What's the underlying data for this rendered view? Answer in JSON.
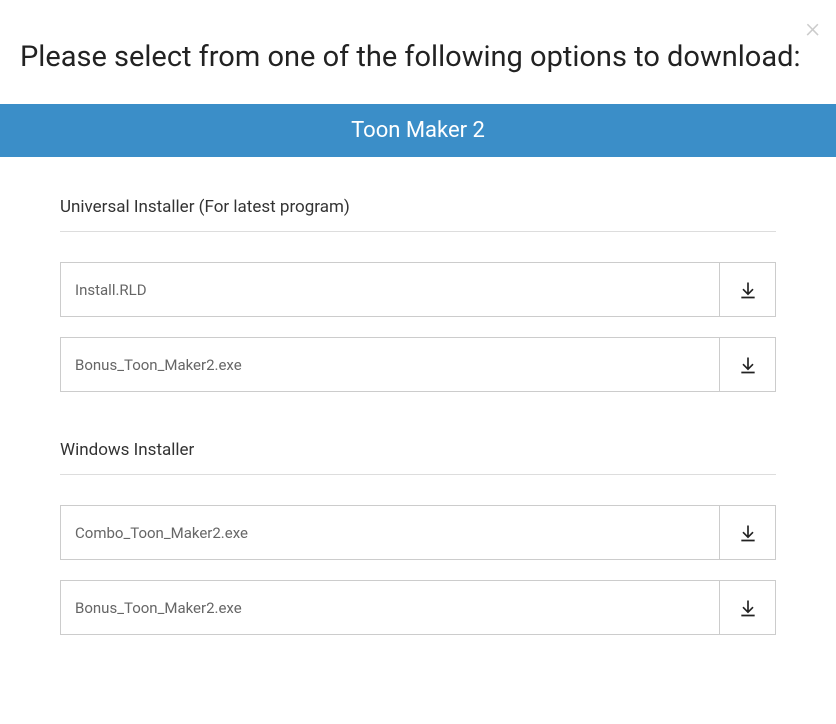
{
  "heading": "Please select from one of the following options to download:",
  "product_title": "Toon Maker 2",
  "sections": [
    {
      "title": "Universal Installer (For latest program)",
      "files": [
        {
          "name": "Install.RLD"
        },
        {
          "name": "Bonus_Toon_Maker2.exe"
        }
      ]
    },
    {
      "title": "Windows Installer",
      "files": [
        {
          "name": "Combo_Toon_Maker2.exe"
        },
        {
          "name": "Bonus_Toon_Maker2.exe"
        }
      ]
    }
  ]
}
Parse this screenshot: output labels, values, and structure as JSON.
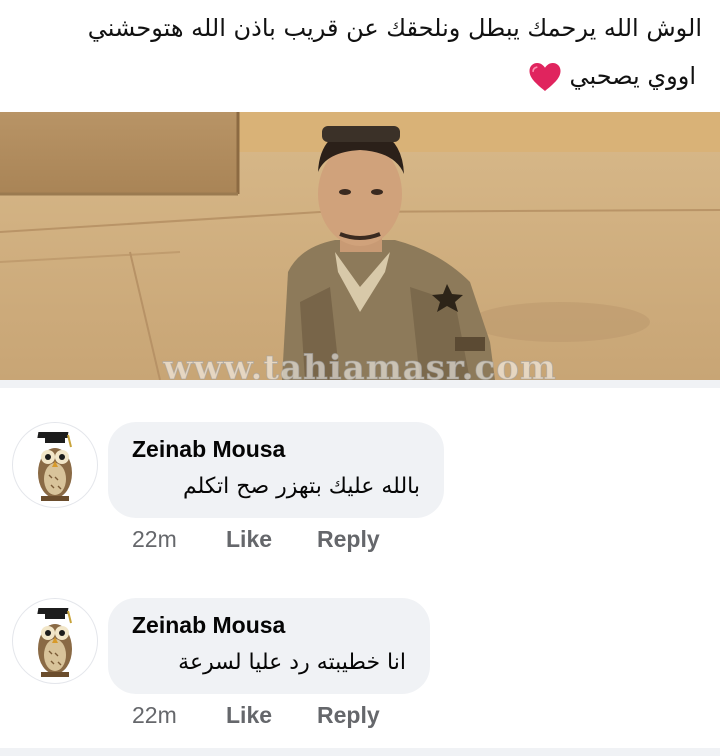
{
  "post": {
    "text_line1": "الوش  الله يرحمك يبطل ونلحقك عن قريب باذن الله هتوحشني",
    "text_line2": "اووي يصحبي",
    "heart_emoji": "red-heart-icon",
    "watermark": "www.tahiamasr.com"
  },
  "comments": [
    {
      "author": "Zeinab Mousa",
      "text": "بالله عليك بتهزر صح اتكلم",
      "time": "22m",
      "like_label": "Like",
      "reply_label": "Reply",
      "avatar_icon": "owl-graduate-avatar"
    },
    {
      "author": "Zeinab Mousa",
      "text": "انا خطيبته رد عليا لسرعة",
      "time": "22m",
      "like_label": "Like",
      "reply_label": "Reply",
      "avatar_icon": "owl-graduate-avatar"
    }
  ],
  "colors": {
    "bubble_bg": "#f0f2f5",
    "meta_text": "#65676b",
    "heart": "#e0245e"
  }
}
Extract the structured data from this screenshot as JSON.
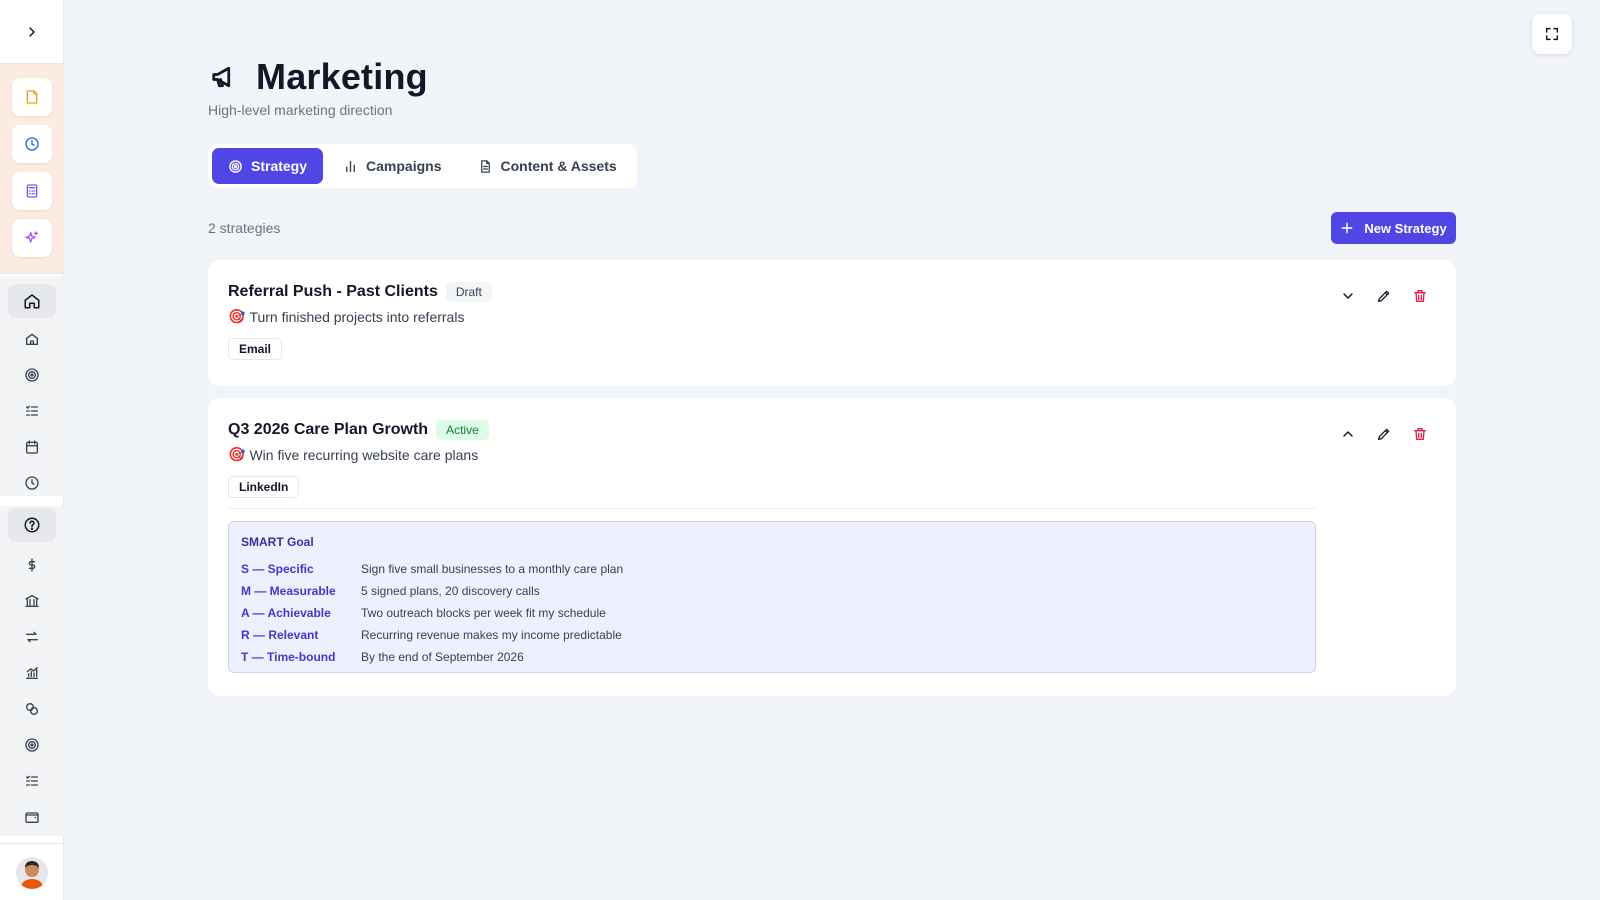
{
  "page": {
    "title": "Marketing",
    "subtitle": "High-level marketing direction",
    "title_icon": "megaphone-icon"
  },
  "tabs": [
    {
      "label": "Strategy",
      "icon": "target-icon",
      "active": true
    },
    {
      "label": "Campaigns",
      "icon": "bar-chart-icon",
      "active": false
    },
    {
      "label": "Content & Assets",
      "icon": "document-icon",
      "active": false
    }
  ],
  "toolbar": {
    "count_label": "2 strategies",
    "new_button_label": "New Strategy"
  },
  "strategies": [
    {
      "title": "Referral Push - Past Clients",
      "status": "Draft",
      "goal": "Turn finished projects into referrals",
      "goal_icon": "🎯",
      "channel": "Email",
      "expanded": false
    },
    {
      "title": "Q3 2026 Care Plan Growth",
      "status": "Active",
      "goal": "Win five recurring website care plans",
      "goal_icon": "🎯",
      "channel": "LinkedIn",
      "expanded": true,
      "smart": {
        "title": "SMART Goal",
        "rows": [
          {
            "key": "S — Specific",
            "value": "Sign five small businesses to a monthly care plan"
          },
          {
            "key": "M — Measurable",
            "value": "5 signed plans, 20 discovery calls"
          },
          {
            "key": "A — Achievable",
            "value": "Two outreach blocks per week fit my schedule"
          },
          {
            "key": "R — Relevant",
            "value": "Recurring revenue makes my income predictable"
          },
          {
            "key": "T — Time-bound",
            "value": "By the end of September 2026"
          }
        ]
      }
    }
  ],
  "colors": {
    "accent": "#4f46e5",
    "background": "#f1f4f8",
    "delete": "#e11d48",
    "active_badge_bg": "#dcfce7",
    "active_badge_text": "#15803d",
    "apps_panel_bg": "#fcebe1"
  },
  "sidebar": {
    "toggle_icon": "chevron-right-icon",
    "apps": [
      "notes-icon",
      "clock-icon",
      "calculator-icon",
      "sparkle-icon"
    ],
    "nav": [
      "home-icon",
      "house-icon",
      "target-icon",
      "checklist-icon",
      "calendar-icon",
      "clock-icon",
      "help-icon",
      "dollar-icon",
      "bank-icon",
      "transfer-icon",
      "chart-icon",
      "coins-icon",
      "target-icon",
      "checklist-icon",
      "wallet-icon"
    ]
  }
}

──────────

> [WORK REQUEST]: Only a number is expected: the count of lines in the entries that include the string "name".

> [SOLUTION]: 4